> [Your assignment]
Every line of the listing that contains the word "object" is to be copied out.

Material shown: Begin

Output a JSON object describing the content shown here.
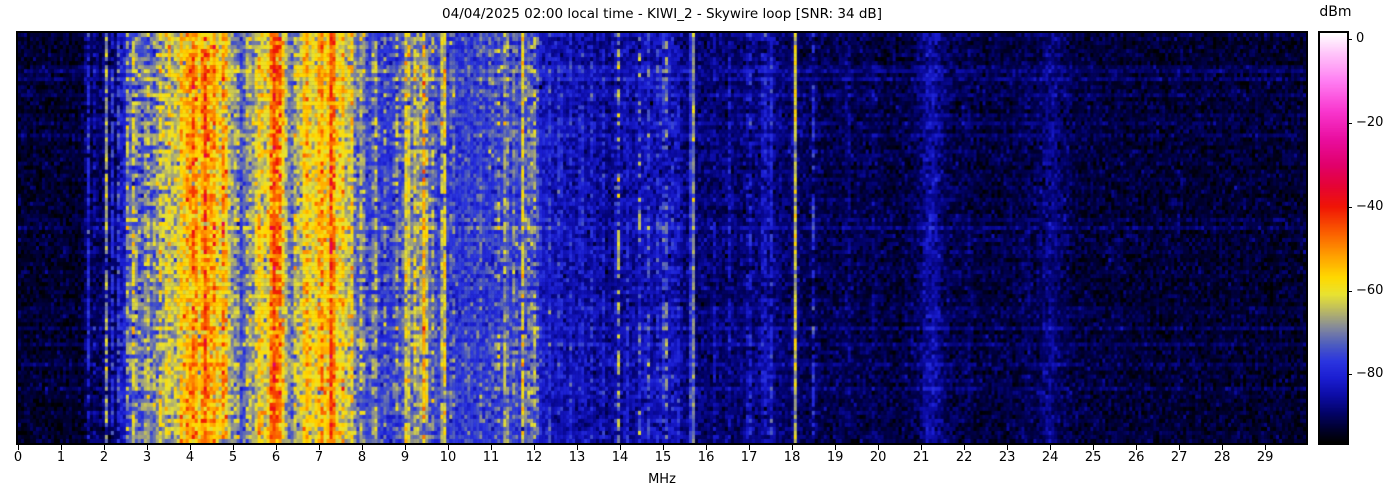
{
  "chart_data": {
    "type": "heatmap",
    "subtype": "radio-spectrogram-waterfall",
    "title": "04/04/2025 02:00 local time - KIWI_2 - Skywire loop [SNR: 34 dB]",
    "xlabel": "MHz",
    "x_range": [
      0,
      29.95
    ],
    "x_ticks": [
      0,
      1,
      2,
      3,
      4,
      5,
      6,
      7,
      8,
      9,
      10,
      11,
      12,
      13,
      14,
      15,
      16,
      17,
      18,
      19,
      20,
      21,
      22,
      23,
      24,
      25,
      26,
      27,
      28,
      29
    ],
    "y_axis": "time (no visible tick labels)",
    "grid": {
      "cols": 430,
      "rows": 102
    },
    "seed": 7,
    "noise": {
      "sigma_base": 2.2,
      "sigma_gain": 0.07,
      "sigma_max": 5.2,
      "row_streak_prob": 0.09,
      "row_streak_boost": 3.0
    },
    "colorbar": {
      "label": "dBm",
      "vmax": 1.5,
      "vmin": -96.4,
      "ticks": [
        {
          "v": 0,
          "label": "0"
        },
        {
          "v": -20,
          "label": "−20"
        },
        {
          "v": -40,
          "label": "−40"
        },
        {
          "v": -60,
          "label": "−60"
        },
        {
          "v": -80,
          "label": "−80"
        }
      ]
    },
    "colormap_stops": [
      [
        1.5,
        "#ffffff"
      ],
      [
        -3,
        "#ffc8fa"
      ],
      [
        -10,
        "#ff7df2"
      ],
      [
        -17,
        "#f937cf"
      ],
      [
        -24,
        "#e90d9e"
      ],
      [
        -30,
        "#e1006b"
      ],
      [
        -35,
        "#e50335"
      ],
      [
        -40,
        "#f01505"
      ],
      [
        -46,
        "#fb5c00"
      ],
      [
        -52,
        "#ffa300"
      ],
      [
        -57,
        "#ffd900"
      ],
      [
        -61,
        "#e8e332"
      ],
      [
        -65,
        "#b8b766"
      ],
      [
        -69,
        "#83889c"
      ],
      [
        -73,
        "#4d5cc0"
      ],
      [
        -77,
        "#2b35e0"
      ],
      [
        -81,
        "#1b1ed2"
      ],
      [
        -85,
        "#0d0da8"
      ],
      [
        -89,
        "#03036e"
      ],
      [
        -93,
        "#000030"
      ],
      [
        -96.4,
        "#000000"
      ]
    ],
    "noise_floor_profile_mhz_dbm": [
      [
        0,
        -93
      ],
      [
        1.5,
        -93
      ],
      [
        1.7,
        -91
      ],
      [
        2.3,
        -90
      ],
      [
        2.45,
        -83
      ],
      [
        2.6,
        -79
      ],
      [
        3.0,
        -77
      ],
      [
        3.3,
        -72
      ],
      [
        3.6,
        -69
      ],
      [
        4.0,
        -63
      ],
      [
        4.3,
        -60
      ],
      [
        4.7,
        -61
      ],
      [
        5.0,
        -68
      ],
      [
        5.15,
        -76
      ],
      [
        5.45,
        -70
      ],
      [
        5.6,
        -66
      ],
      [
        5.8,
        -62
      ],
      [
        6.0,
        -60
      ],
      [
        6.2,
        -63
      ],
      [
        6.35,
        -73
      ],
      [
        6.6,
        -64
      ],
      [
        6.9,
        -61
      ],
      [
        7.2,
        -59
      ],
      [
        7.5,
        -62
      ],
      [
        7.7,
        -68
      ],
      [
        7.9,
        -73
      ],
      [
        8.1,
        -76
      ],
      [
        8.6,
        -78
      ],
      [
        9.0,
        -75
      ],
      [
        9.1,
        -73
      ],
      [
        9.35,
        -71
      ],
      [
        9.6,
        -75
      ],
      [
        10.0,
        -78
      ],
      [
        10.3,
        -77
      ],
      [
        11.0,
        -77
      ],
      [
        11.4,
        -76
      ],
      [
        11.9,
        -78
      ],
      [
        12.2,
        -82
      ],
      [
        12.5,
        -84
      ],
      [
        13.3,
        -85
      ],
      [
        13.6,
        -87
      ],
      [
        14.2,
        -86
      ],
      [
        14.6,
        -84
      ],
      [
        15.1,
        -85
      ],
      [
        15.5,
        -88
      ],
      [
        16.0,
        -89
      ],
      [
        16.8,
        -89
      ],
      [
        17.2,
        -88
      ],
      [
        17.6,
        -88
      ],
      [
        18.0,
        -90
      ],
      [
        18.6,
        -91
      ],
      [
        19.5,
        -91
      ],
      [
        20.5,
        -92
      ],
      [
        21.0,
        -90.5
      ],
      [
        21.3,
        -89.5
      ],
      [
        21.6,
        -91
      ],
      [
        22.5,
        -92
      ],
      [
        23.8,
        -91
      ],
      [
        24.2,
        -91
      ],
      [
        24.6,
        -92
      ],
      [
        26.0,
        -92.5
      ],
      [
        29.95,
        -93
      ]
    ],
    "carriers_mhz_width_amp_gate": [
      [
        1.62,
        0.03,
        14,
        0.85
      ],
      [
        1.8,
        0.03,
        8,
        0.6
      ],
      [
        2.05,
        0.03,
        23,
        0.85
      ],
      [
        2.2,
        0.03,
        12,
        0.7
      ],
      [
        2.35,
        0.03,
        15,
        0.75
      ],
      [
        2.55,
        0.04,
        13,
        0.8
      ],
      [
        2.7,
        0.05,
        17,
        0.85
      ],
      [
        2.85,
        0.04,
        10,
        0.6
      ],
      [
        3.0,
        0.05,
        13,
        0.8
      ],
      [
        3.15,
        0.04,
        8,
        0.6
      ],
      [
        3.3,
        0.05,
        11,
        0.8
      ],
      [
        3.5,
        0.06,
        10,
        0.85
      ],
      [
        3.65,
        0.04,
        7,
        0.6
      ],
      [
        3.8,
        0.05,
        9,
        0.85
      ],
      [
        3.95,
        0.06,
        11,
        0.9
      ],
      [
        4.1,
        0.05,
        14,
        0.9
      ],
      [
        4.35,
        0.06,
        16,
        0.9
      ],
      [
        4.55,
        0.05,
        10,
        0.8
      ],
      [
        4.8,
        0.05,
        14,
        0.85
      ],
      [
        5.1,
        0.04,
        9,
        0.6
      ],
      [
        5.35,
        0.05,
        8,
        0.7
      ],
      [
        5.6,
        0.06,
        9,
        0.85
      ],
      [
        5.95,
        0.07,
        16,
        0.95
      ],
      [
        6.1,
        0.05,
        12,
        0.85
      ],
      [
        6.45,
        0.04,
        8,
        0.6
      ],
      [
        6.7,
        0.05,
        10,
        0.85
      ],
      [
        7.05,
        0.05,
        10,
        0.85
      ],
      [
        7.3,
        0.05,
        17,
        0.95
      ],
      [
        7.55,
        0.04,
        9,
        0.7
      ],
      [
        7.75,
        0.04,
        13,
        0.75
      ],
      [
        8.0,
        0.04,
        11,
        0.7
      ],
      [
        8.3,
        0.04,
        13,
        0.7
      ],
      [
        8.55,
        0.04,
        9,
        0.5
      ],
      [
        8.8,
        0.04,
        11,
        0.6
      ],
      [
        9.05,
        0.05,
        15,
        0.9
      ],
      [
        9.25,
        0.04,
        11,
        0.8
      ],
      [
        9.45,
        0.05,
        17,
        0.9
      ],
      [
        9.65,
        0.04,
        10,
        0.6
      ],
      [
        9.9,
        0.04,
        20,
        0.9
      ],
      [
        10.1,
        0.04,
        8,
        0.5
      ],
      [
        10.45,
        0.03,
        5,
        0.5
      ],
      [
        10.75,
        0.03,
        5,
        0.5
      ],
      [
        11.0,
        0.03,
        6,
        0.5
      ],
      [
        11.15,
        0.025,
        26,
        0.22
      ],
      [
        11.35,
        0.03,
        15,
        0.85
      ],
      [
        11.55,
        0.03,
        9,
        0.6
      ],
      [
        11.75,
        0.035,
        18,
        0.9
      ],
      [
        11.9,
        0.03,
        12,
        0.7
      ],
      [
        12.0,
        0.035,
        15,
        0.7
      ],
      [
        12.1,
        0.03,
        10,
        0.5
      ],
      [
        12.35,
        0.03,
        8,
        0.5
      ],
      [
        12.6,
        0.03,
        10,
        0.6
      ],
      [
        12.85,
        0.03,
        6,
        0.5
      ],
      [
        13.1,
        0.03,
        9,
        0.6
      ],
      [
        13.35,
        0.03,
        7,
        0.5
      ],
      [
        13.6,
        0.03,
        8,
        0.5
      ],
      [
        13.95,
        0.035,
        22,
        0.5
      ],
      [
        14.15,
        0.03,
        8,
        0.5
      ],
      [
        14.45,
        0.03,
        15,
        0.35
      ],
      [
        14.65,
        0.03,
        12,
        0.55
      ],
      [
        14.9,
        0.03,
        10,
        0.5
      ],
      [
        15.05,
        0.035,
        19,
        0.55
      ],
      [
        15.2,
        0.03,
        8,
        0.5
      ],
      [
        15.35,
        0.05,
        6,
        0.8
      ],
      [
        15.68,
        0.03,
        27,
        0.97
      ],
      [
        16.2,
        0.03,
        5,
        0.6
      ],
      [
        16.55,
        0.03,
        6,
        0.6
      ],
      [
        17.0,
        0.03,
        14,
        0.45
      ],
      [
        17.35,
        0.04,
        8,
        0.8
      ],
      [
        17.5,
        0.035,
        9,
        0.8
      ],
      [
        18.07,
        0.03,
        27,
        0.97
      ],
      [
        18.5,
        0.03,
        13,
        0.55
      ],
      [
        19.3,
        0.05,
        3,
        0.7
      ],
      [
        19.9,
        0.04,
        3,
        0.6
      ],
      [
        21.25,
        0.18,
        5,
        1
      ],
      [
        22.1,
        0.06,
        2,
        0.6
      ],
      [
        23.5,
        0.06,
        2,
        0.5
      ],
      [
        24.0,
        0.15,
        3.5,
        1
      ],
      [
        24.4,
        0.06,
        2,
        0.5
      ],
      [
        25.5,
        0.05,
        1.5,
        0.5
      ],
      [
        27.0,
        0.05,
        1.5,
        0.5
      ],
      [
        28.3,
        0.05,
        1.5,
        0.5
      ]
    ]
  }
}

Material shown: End
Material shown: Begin

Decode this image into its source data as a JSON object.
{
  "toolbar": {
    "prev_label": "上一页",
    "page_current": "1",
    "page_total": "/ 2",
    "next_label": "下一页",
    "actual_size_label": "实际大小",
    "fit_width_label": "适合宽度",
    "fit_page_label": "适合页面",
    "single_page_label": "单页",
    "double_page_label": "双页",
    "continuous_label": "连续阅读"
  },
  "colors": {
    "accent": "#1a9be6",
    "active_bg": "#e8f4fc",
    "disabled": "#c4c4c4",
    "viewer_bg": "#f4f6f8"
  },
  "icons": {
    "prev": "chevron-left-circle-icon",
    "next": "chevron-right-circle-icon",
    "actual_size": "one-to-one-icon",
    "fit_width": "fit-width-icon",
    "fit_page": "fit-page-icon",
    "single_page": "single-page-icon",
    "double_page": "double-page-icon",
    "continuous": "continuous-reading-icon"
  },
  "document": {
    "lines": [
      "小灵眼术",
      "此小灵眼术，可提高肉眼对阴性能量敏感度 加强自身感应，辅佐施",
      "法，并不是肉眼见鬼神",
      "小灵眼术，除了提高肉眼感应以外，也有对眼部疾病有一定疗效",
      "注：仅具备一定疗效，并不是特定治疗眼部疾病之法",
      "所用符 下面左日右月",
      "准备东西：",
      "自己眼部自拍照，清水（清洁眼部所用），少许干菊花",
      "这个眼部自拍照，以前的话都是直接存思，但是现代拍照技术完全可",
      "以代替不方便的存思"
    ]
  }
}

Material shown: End

> [Response below]
Output a JSON object describing the content shown here.
Decode this image into its source data as a JSON object.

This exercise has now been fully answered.